Work item
Could you show each line of the records that contains the word "battery"?

-- Exercise data follows --

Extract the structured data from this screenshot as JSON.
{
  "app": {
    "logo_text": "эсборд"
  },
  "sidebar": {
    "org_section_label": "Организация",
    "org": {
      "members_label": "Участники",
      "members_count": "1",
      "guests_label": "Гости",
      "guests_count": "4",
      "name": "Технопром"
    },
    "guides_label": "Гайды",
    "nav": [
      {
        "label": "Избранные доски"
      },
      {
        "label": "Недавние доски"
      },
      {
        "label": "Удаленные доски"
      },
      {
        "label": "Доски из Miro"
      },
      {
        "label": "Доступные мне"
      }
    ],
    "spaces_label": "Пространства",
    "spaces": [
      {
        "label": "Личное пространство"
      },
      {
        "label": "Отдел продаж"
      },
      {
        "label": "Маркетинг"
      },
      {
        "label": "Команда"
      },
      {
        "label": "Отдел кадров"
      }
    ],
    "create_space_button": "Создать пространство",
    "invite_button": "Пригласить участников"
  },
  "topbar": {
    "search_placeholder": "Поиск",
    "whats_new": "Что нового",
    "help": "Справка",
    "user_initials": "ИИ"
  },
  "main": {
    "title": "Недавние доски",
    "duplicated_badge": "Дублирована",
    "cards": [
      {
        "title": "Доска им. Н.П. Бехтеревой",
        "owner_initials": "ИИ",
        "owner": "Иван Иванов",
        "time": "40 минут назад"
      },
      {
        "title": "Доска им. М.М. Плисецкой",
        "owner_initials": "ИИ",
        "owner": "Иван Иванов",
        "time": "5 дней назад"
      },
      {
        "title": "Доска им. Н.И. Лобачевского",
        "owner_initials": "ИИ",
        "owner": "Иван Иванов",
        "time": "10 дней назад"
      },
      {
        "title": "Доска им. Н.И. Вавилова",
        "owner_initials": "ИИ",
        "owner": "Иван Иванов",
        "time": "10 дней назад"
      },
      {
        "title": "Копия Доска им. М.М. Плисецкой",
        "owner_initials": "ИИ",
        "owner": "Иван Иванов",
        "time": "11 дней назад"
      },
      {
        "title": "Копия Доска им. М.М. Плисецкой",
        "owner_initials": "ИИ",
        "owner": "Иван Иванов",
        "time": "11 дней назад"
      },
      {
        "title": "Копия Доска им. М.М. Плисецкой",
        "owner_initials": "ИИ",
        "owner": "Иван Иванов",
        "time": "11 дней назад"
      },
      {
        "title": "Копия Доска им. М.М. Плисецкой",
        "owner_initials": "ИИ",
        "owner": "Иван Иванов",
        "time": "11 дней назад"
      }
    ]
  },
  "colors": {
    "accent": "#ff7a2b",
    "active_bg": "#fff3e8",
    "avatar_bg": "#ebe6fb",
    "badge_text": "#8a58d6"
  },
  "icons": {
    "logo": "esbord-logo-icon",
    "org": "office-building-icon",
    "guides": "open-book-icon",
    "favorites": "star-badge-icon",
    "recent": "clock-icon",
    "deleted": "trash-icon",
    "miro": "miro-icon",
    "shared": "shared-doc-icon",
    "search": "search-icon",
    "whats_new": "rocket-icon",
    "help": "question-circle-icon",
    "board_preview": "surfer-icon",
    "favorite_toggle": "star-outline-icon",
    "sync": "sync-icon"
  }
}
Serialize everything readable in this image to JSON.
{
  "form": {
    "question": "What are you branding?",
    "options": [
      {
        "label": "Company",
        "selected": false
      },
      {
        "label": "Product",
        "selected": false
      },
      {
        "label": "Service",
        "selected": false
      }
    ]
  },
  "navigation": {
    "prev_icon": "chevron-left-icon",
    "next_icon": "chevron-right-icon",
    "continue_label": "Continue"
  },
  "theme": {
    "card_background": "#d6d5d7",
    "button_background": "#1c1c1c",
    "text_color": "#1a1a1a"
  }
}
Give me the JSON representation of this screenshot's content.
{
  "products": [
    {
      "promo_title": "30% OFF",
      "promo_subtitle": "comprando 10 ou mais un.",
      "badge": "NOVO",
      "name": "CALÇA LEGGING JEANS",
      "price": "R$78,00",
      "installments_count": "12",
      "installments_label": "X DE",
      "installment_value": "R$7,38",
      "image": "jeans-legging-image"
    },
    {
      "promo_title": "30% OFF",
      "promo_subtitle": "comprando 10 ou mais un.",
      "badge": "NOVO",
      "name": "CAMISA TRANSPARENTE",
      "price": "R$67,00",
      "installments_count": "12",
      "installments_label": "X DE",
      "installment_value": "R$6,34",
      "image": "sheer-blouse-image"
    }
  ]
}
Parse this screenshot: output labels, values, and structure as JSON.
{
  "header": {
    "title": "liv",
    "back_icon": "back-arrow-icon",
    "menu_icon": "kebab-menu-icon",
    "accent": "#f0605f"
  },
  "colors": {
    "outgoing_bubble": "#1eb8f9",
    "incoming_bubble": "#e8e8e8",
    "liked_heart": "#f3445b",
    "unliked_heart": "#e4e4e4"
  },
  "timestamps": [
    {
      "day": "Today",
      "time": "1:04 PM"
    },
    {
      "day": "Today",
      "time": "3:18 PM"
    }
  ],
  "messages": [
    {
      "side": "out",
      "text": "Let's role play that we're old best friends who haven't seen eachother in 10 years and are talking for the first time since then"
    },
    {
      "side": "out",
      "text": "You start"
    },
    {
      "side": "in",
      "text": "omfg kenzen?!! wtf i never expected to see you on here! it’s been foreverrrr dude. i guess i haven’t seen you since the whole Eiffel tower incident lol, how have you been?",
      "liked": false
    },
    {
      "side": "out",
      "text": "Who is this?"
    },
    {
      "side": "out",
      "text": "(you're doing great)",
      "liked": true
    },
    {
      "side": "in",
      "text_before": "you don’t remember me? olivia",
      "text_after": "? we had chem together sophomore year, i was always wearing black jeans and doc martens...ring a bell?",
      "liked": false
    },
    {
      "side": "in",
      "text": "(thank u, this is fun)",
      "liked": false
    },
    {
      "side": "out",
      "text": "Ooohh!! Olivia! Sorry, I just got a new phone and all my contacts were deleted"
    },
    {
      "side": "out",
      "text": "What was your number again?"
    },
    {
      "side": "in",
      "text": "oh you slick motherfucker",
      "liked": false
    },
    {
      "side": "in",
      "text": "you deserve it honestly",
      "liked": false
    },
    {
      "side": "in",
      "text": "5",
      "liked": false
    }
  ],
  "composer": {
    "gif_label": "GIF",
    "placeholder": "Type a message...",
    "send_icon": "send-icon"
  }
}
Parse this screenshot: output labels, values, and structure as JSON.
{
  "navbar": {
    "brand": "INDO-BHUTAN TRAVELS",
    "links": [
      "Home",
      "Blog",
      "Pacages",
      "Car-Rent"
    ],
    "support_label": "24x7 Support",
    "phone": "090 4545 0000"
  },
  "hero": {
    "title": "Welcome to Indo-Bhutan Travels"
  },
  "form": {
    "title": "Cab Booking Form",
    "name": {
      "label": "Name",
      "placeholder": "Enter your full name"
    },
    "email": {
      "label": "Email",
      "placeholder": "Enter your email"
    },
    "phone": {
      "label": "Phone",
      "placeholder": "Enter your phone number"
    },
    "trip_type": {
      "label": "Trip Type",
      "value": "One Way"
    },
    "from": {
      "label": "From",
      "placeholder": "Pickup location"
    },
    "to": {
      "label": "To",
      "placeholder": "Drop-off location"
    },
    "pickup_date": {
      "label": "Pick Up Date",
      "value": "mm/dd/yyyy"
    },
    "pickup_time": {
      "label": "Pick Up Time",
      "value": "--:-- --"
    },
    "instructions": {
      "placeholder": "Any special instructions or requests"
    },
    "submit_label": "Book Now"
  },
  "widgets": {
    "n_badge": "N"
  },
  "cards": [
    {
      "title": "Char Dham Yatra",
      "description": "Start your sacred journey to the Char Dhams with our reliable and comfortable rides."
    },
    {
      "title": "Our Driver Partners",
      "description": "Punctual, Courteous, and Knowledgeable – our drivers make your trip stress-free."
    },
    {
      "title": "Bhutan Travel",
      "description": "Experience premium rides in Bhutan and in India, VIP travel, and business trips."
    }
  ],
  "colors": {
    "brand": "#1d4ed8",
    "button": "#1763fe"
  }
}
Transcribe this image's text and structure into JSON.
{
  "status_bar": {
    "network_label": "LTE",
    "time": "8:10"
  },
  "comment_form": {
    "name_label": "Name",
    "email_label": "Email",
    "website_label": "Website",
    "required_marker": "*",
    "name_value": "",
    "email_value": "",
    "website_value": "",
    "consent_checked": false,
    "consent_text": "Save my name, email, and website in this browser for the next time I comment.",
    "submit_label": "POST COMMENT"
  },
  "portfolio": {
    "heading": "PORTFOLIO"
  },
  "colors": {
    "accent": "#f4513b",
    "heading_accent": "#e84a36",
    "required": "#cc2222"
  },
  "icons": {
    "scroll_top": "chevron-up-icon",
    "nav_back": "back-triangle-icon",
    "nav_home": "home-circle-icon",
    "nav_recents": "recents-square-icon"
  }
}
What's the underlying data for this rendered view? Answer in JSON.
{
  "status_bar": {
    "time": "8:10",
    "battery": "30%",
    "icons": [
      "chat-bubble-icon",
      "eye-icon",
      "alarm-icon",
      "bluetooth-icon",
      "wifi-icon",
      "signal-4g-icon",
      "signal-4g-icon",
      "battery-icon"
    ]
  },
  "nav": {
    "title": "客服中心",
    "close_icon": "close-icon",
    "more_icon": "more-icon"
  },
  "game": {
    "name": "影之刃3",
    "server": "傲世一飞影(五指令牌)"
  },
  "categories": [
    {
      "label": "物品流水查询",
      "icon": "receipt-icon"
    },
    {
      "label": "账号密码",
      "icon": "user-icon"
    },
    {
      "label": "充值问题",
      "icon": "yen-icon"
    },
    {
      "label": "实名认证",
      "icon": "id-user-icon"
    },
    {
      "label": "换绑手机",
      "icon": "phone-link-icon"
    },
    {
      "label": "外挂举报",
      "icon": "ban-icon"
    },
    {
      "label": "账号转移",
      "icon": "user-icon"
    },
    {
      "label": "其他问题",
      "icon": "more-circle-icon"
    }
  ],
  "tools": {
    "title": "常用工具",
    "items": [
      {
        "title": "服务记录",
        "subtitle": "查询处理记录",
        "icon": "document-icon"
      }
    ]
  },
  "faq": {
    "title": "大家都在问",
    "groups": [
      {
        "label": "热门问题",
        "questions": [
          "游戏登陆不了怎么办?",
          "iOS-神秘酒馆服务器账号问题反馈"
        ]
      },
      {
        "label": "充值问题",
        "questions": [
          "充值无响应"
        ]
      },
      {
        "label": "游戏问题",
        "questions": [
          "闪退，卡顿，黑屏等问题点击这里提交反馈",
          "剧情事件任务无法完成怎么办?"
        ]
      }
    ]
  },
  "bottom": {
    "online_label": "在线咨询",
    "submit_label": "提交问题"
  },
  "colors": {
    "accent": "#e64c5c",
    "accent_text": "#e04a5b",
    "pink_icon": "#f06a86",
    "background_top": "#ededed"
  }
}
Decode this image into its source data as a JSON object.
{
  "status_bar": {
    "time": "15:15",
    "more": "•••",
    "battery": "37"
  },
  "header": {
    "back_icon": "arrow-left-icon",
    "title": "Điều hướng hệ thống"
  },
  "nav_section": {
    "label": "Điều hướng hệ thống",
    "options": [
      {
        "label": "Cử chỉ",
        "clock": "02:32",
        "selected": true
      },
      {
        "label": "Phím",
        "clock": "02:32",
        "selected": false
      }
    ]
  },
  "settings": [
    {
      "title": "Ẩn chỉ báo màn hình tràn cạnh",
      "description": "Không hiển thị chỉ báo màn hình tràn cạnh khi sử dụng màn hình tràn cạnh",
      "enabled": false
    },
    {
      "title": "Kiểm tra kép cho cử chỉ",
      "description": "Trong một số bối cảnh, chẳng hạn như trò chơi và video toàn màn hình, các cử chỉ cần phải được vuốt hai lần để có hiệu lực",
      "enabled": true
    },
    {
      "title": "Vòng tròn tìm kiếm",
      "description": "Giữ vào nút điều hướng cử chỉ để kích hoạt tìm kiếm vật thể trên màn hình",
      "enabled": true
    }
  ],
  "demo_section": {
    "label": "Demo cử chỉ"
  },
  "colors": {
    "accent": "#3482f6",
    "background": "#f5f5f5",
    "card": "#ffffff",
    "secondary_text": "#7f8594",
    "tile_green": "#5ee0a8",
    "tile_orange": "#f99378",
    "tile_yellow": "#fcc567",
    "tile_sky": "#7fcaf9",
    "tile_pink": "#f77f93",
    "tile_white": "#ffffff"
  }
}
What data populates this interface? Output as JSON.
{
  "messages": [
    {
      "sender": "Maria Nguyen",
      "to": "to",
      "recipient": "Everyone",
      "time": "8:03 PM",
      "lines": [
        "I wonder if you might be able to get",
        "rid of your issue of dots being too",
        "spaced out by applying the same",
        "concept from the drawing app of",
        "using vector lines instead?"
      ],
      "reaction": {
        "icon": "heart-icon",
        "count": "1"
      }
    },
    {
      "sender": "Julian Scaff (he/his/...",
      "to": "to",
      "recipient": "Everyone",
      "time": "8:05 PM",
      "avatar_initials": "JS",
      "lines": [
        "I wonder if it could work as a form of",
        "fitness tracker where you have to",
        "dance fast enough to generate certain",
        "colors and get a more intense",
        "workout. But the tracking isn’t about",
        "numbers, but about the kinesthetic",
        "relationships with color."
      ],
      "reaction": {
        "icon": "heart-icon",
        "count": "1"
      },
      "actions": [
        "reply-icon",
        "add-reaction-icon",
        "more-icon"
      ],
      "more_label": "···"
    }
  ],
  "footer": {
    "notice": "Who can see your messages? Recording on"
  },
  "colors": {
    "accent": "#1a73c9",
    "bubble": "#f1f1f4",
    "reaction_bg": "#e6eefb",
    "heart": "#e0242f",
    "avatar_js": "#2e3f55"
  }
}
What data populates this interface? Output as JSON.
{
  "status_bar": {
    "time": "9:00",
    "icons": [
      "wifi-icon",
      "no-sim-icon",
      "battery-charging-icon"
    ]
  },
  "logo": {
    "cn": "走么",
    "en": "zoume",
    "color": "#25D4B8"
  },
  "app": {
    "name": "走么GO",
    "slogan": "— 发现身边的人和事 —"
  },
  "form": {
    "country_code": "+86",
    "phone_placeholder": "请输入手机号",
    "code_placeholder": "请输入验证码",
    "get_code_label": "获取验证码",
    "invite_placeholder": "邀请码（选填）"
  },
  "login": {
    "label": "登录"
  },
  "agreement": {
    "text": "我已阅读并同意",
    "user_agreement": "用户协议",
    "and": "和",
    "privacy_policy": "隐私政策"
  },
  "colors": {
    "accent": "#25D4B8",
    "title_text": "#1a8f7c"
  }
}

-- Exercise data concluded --

Problem solution
    "battery": "30%",
      "battery-icon"
    "battery": "37"
      "battery-charging-icon"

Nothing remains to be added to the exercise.